Applying this to the Bible, we should not only value what metaphors in Scripture mean but also see these particular metaphors themselves as a gift from God to convey something valuable about who he is and what he is doing. In the case of “born again,” the conception of spiritual life in Christ as a form of birth leads us to think about how birth itself is like our own spiritual journey.
A universal human experience
Birth is a strange metaphor in Christian circles. We tend to think of birth as something that relates mostly to women. But because all of us were born, birth clearly applies to men and women alike. Similarly, metaphors about children apply to each of us because we have all been children at some point.
Modern birth is far less seen or experienced than it was in days of old. It happens in hospitals, often away from the eyes of the general population. In the case of planned C-sections, increasingly common today, even the mother might not see the birth itself.
In the ancient world, however, birth was an experience that impacted everyone. It happened inside homes that made the noise and struggle much more public. Neighbors heard it. Birth, in all of its loud messiness, was a family affair and even a community event.
It shouldn’t surprise us then that birth became a metaphor for a variety of other experiences in both the Old and New Testaments. German scholar Claudia Bergmann states that the ancients used birth to describe experiences of crisis—whether personal or communal.
Bergmann explains in Childbirth as a Metaphor for Crisis that “ancient Near Eastern examples show . . . that there was a tradition of comparing women giving birth to warriors in battle.” This happens in the Old Testament too. It may seem strange to us now, but the ancient authors of the Old Testament saw the crisis of birth—where women were close to death as they struggled to bring new life into the world—as parallel to the warrior’s experience of being close to death before victory in battle.

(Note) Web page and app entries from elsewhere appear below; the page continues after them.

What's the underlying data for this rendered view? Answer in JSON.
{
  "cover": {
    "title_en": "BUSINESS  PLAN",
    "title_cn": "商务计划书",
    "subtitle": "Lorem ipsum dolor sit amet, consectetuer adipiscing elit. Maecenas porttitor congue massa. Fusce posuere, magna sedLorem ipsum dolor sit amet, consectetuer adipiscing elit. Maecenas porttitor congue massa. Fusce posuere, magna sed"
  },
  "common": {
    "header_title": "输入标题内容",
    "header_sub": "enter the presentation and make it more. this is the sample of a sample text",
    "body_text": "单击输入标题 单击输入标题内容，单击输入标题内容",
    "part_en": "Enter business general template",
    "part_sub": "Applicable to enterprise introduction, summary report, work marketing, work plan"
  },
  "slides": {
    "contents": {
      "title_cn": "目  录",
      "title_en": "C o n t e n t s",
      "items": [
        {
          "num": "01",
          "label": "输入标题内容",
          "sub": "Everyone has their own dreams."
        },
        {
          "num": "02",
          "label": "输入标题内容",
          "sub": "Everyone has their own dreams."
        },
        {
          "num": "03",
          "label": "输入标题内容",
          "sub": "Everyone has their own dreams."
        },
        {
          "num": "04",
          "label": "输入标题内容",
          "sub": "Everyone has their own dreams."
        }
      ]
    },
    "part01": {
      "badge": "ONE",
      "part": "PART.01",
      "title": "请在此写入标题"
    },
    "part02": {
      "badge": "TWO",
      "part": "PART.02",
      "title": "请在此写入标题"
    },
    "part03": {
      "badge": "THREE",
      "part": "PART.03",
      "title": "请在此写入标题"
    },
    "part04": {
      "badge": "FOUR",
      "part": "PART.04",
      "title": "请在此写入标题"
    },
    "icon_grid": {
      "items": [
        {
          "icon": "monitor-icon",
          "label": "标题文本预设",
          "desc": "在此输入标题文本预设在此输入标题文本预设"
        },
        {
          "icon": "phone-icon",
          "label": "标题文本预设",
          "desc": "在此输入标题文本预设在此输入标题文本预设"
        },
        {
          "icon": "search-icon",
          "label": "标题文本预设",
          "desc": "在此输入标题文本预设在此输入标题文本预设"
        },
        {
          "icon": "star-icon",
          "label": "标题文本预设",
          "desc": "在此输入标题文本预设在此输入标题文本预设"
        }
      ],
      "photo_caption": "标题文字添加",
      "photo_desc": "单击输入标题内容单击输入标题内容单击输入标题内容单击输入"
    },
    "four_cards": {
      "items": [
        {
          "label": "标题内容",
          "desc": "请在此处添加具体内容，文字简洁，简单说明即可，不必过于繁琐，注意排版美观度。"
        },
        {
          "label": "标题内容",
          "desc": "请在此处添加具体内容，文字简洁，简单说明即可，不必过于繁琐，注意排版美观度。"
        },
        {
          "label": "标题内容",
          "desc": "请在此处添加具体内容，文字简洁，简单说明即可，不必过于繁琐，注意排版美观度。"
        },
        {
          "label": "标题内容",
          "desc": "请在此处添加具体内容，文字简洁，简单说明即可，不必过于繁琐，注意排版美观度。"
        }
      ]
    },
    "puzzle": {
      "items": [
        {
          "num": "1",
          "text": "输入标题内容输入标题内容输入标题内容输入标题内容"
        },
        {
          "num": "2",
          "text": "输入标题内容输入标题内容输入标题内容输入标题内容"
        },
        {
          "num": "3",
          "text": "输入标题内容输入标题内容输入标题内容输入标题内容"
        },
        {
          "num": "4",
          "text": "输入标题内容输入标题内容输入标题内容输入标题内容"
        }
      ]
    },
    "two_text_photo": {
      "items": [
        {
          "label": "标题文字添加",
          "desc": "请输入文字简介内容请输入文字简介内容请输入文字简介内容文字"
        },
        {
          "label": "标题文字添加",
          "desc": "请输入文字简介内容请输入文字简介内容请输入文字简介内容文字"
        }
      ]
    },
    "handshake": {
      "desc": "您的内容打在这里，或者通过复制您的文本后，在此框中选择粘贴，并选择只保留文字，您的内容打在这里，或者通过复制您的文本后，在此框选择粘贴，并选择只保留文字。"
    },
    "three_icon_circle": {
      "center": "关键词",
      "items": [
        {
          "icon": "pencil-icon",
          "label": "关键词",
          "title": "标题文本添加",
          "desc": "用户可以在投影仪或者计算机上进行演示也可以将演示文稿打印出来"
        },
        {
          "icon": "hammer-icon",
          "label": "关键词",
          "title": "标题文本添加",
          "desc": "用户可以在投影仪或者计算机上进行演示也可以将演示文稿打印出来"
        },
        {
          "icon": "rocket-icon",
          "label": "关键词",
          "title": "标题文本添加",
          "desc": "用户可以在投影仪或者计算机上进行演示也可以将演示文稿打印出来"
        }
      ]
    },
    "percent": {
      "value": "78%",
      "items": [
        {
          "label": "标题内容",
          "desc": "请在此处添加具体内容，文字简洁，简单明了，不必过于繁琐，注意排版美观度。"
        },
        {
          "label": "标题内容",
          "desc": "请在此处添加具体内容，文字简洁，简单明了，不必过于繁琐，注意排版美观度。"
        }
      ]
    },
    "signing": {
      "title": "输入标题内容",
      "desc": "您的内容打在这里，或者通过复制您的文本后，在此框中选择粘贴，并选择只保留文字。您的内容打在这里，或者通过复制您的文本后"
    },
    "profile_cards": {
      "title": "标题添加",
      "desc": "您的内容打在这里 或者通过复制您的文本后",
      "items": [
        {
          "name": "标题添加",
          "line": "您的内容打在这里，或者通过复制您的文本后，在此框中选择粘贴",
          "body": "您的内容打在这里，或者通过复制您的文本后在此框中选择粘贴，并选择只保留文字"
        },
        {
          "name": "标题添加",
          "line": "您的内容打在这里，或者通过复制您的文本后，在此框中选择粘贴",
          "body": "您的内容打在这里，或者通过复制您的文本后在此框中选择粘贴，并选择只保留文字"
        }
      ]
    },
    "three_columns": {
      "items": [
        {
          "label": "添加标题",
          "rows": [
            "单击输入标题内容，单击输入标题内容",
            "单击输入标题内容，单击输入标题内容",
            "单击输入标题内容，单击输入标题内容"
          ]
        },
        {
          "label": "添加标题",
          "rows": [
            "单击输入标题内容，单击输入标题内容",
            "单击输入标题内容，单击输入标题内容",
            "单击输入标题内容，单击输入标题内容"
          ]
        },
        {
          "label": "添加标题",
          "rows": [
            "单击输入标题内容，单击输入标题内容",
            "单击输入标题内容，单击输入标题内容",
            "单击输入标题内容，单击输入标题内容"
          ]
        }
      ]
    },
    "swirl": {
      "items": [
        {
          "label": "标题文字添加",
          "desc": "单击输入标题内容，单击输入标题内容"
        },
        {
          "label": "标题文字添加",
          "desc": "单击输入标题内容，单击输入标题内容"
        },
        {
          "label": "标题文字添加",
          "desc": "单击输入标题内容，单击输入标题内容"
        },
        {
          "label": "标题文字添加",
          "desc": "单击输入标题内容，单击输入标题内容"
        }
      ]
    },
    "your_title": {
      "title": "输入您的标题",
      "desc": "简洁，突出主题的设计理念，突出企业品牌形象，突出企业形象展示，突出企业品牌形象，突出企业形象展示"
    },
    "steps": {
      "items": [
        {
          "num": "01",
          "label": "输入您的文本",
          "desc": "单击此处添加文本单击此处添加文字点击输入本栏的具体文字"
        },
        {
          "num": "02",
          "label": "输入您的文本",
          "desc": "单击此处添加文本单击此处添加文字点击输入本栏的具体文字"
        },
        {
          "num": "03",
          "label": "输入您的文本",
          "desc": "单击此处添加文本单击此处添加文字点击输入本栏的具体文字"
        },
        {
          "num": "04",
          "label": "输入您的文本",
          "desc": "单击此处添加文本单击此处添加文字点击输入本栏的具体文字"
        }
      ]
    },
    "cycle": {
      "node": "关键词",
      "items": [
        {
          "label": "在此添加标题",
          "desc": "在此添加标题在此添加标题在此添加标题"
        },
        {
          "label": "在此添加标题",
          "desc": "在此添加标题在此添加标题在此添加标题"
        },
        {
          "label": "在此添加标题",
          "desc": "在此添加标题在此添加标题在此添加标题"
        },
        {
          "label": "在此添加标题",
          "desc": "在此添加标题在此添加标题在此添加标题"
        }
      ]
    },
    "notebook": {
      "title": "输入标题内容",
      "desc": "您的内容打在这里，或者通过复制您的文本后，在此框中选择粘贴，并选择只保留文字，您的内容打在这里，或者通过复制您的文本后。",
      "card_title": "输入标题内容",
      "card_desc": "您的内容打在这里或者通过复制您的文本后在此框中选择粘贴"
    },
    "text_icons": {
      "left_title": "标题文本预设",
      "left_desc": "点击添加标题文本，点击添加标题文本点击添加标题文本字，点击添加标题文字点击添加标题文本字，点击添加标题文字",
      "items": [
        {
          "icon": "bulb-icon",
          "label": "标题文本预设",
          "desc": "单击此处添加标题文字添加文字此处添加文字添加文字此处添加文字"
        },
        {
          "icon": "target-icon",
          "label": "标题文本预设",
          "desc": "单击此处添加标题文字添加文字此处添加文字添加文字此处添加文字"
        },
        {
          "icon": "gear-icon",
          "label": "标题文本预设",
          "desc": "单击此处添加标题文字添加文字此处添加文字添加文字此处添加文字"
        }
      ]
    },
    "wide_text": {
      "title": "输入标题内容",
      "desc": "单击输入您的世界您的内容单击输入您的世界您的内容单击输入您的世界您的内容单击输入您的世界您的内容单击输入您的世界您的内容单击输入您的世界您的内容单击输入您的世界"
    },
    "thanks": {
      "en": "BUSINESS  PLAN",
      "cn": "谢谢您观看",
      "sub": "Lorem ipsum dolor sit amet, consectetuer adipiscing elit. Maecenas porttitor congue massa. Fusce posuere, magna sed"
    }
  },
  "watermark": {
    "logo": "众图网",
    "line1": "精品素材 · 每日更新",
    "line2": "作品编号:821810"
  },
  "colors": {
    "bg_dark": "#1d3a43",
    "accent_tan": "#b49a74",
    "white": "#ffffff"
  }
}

Prayer in the Catholic Church


Roman Catholic teachings on the subject of prayer are contained in the Catechism, where quoting St. John of Damascus, prayer is defined as “…the raising of one’s mind and heart to God or the requesting of good things from God”. St. Thérèse of Lisieux describes prayer as “… a surge of the heart; it is a simple look turned toward heaven, it is a cry of recognition and of love, embracing both trial and joy.”
By prayer one acknowledges God’s power and goodness, and one’s own neediness and dependence. It is therefore an act of the virtue of religion implying the deepest reverence for God and habituating a person to look to him for everything. Prayer presupposes faith in God and hope in his goodness. By both, God, to whom one prays, moves the individual to prayer.


Holy Rosary

The best known example of a rosary-based prayer is simply called the “Holy Rosary” and involves contemplation on five rosary mysteries, while Our Father, Hail Mary and Glory be to the Father prayers are recited.
This rosary prayer goes back several centuries and there are differing views among experts on its exact history.  In the sixteenth century, Pope Pius V established the current form of the original 15 mysteries for this rosary and they remained so until the 20th century.  Pope John Paul II extended the mysteries in this rosary during his reign, while keeping the original mysteries intact.


« Older Entries